### Instructions for the task
Print out the complete set of records below, exactly as they read.

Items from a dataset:
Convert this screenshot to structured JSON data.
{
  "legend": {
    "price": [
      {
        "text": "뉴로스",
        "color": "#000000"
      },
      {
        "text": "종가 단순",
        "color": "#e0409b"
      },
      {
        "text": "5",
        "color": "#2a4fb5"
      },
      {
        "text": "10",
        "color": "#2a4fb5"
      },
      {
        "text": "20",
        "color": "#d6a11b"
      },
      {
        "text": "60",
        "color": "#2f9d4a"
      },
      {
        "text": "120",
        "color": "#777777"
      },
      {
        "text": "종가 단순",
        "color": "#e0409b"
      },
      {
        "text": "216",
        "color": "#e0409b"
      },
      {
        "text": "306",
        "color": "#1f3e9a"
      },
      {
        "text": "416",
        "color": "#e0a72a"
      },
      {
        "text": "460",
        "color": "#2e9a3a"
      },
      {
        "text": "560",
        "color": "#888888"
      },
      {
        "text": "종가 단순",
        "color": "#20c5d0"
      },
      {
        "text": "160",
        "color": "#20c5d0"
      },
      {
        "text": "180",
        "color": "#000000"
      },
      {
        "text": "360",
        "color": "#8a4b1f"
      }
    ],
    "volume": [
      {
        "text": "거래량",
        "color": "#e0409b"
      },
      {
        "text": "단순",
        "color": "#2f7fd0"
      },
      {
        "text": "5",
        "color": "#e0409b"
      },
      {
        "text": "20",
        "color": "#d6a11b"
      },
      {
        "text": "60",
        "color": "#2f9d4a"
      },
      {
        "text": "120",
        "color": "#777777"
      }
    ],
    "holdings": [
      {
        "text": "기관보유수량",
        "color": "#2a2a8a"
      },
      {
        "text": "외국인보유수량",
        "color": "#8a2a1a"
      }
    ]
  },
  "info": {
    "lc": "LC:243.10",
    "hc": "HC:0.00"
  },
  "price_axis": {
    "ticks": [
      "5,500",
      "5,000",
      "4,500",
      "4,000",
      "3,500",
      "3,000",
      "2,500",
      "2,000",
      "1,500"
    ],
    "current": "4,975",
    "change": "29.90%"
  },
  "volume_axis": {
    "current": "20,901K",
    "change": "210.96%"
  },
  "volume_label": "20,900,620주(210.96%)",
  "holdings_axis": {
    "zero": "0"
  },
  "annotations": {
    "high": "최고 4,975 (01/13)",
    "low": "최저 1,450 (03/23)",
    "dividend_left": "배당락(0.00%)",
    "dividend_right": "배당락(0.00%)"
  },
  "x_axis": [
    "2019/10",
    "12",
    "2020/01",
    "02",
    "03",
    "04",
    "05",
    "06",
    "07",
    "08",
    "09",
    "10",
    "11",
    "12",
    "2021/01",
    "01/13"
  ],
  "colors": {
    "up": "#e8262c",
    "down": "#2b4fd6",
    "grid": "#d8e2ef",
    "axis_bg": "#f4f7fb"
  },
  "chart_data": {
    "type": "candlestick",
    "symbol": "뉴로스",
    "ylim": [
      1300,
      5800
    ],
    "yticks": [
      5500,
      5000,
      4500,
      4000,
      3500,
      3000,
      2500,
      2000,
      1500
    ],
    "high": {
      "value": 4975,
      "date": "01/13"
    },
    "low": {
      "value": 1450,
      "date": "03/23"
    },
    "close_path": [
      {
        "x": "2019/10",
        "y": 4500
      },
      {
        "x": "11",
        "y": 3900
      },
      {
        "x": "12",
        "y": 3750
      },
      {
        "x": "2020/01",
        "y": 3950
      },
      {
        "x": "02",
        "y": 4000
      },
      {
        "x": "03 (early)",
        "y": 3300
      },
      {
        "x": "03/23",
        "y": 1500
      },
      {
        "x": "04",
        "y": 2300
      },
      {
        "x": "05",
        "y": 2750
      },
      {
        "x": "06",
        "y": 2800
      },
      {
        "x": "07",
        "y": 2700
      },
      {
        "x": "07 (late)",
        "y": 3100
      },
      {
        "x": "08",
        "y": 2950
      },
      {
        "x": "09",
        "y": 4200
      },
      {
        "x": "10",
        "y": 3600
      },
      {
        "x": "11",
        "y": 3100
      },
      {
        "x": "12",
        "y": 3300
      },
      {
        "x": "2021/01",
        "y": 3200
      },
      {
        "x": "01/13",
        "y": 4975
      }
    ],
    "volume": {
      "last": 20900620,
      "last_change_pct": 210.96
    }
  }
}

### Exercise output
Convert this screenshot to structured JSON data.
{
  "legend": {
    "price": [
      {
        "text": "뉴로스",
        "color": "#000000"
      },
      {
        "text": "종가 단순",
        "color": "#e0409b"
      },
      {
        "text": "5",
        "color": "#2a4fb5"
      },
      {
        "text": "10",
        "color": "#2a4fb5"
      },
      {
        "text": "20",
        "color": "#d6a11b"
      },
      {
        "text": "60",
        "color": "#2f9d4a"
      },
      {
        "text": "120",
        "color": "#777777"
      },
      {
        "text": "종가 단순",
        "color": "#e0409b"
      },
      {
        "text": "216",
        "color": "#e0409b"
      },
      {
        "text": "306",
        "color": "#1f3e9a"
      },
      {
        "text": "416",
        "color": "#e0a72a"
      },
      {
        "text": "460",
        "color": "#2e9a3a"
      },
      {
        "text": "560",
        "color": "#888888"
      },
      {
        "text": "종가 단순",
        "color": "#20c5d0"
      },
      {
        "text": "160",
        "color": "#20c5d0"
      },
      {
        "text": "180",
        "color": "#000000"
      },
      {
        "text": "360",
        "color": "#8a4b1f"
      }
    ],
    "volume": [
      {
        "text": "거래량",
        "color": "#e0409b"
      },
      {
        "text": "단순",
        "color": "#2f7fd0"
      },
      {
        "text": "5",
        "color": "#e0409b"
      },
      {
        "text": "20",
        "color": "#d6a11b"
      },
      {
        "text": "60",
        "color": "#2f9d4a"
      },
      {
        "text": "120",
        "color": "#777777"
      }
    ],
    "holdings": [
      {
        "text": "기관보유수량",
        "color": "#2a2a8a"
      },
      {
        "text": "외국인보유수량",
        "color": "#8a2a1a"
      }
    ]
  },
  "info": {
    "lc": "LC:243.10",
    "hc": "HC:0.00"
  },
  "price_axis": {
    "ticks": [
      "5,500",
      "5,000",
      "4,500",
      "4,000",
      "3,500",
      "3,000",
      "2,500",
      "2,000",
      "1,500"
    ],
    "current": "4,975",
    "change": "29.90%"
  },
  "volume_axis": {
    "current": "20,901K",
    "change": "210.96%"
  },
  "volume_label": "20,900,620주(210.96%)",
  "holdings_axis": {
    "zero": "0"
  },
  "annotations": {
    "high": "최고 4,975 (01/13)",
    "low": "최저 1,450 (03/23)",
    "dividend_left": "배당락(0.00%)",
    "dividend_right": "배당락(0.00%)"
  },
  "x_axis": [
    "2019/10",
    "12",
    "2020/01",
    "02",
    "03",
    "04",
    "05",
    "06",
    "07",
    "08",
    "09",
    "10",
    "11",
    "12",
    "2021/01",
    "01/13"
  ],
  "colors": {
    "up": "#e8262c",
    "down": "#2b4fd6",
    "grid": "#d8e2ef",
    "axis_bg": "#f4f7fb"
  },
  "chart_data": {
    "type": "candlestick",
    "symbol": "뉴로스",
    "ylim": [
      1300,
      5800
    ],
    "yticks": [
      5500,
      5000,
      4500,
      4000,
      3500,
      3000,
      2500,
      2000,
      1500
    ],
    "high": {
      "value": 4975,
      "date": "01/13"
    },
    "low": {
      "value": 1450,
      "date": "03/23"
    },
    "close_path": [
      {
        "x": "2019/10",
        "y": 4500
      },
      {
        "x": "11",
        "y": 3900
      },
      {
        "x": "12",
        "y": 3750
      },
      {
        "x": "2020/01",
        "y": 3950
      },
      {
        "x": "02",
        "y": 4000
      },
      {
        "x": "03 (early)",
        "y": 3300
      },
      {
        "x": "03/23",
        "y": 1500
      },
      {
        "x": "04",
        "y": 2300
      },
      {
        "x": "05",
        "y": 2750
      },
      {
        "x": "06",
        "y": 2800
      },
      {
        "x": "07",
        "y": 2700
      },
      {
        "x": "07 (late)",
        "y": 3100
      },
      {
        "x": "08",
        "y": 2950
      },
      {
        "x": "09",
        "y": 4200
      },
      {
        "x": "10",
        "y": 3600
      },
      {
        "x": "11",
        "y": 3100
      },
      {
        "x": "12",
        "y": 3300
      },
      {
        "x": "2021/01",
        "y": 3200
      },
      {
        "x": "01/13",
        "y": 4975
      }
    ],
    "volume": {
      "last": 20900620,
      "last_change_pct": 210.96
    }
  }
}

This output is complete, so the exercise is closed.